Gimmicks and technology: California learns to save water

Jul 03, 2015

Billboards and TV commercials, living room visits, guess-your-water-use booths, and awards for water stinginess—a wealthy swath of Orange County that once had one of the worst records for water conservation ...

Cities, regions call for 'robust' world climate pact

Jul 03, 2015

Thousands of cities, provinces and states from around the world urged national governments on Thursday to deliver a "robust, binding, equitable and universal" planet-saving climate pact in December.

Will climate change put mussels off the menu?

Jul 03, 2015

Climate change models predict that sea temperatures will rise significantly, including in the tropics. In these areas, rainfall is also predicted to increase, reducing the salt concentration of the surface ...

As nations dither, cities pick up climate slack

Jul 02, 2015

Their national governments hamstrung by domestic politics, stretched budgets and diplomatic inertia, many cities and provinces have taken a leading role—driven by necessity—in efforts to arrest galloping ...

User comments : 1

Adjust slider to filter visible comments by rank

Display comments: newest first

not rated yet Mar 26, 2012
So my interpretation of the title versus the article is that you shouldn't pick one up when on vacation.

And that the article does not imply that the tarballs should not be cleaned up.

But I think the main point here is that the headline and the article are not written coherently together that is easily interpretable.

Please sign in to add a comment. Registration is free, and takes less than a minute.

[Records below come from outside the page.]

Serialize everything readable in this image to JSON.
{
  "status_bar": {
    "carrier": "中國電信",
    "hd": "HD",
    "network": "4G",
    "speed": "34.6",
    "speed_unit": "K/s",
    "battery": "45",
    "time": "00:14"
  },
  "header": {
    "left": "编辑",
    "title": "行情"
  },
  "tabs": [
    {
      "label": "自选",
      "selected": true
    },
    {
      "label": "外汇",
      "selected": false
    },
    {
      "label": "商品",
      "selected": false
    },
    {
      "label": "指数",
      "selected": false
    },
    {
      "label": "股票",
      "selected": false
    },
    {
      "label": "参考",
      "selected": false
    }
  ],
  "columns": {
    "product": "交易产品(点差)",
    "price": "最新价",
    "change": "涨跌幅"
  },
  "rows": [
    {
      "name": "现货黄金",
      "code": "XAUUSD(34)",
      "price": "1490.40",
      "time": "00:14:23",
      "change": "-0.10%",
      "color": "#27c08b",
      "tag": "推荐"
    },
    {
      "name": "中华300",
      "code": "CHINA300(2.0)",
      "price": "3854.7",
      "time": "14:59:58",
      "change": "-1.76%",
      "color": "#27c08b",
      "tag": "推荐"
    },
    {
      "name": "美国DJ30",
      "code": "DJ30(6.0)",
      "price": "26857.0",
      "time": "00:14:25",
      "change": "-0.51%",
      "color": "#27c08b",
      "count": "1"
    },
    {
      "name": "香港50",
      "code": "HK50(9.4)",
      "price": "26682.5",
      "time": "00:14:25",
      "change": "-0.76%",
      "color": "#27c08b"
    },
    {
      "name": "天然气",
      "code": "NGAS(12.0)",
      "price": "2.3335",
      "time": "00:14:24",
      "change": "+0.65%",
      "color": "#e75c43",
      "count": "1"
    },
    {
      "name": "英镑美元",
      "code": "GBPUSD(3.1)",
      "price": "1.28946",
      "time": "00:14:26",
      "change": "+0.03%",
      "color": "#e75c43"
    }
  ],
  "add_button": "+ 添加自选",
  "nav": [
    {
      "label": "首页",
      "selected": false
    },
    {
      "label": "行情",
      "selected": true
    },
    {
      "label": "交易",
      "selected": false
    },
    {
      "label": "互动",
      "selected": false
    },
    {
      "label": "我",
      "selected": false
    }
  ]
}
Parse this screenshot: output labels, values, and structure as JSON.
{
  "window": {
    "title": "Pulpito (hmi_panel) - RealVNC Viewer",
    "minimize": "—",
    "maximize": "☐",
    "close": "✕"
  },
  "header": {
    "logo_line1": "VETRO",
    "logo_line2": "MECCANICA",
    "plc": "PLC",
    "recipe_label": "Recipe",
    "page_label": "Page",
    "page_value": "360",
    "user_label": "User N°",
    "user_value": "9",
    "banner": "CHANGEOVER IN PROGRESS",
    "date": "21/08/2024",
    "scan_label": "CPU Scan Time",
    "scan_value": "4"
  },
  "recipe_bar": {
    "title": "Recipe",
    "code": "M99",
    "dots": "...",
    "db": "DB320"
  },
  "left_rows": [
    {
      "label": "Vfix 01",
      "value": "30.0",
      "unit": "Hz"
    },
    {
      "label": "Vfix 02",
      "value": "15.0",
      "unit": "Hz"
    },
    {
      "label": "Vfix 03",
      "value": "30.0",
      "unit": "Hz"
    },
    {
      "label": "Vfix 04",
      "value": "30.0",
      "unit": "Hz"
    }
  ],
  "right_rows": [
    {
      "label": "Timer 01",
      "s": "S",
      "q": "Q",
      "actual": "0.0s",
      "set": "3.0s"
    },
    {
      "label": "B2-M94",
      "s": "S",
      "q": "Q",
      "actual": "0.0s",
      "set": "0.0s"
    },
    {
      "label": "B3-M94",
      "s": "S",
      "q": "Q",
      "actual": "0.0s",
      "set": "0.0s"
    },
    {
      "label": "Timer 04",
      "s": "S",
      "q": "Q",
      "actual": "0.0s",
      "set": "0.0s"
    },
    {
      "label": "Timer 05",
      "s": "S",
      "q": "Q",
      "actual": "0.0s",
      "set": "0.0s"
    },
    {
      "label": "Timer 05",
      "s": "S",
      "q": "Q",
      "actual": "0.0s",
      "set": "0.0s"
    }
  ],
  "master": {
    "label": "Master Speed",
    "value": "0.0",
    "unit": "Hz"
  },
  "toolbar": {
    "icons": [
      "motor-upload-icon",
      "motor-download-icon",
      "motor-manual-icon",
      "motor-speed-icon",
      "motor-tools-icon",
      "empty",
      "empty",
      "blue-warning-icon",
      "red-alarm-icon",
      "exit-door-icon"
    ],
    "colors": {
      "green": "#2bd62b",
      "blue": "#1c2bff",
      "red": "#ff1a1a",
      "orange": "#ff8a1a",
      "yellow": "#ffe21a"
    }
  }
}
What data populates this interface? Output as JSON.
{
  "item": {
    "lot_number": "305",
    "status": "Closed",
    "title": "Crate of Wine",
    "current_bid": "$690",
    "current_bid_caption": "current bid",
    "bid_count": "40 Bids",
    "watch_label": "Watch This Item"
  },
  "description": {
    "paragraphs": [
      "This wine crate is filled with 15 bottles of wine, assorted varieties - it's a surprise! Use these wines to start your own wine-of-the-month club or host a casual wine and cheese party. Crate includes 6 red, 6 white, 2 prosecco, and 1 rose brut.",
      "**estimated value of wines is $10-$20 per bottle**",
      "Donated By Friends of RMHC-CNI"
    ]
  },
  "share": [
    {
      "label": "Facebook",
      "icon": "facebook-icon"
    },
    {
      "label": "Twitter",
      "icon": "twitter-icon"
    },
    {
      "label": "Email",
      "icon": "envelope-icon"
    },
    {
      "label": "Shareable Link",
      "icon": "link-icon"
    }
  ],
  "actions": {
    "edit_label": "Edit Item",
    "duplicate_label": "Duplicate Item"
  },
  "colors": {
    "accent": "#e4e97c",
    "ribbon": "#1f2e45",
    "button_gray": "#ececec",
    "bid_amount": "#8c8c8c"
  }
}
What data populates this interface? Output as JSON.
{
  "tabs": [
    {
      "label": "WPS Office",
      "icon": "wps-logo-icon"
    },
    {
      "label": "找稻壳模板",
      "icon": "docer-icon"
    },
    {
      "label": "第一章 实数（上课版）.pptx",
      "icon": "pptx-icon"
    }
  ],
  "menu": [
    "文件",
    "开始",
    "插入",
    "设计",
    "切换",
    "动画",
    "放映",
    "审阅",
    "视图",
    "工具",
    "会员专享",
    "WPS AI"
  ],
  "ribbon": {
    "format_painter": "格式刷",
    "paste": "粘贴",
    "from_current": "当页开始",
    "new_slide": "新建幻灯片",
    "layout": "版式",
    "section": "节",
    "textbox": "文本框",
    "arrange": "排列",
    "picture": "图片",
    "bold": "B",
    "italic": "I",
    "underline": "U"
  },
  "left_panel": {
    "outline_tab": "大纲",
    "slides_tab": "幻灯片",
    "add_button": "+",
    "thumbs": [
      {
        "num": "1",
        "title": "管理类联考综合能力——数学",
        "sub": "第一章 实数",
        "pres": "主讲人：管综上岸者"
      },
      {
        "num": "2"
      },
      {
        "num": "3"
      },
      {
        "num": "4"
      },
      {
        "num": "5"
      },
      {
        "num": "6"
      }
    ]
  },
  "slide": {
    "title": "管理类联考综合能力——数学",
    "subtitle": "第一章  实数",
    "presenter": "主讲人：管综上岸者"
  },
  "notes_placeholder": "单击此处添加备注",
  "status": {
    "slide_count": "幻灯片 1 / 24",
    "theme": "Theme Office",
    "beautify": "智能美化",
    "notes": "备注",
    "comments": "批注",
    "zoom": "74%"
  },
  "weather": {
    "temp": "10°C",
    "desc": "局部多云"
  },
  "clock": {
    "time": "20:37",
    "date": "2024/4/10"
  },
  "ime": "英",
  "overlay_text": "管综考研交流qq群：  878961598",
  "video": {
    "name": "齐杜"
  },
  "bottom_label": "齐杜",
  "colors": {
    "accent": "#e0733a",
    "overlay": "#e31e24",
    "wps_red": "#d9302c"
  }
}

Read more

Click here to reset your password.
Sign in to get notified via email when new comments are made.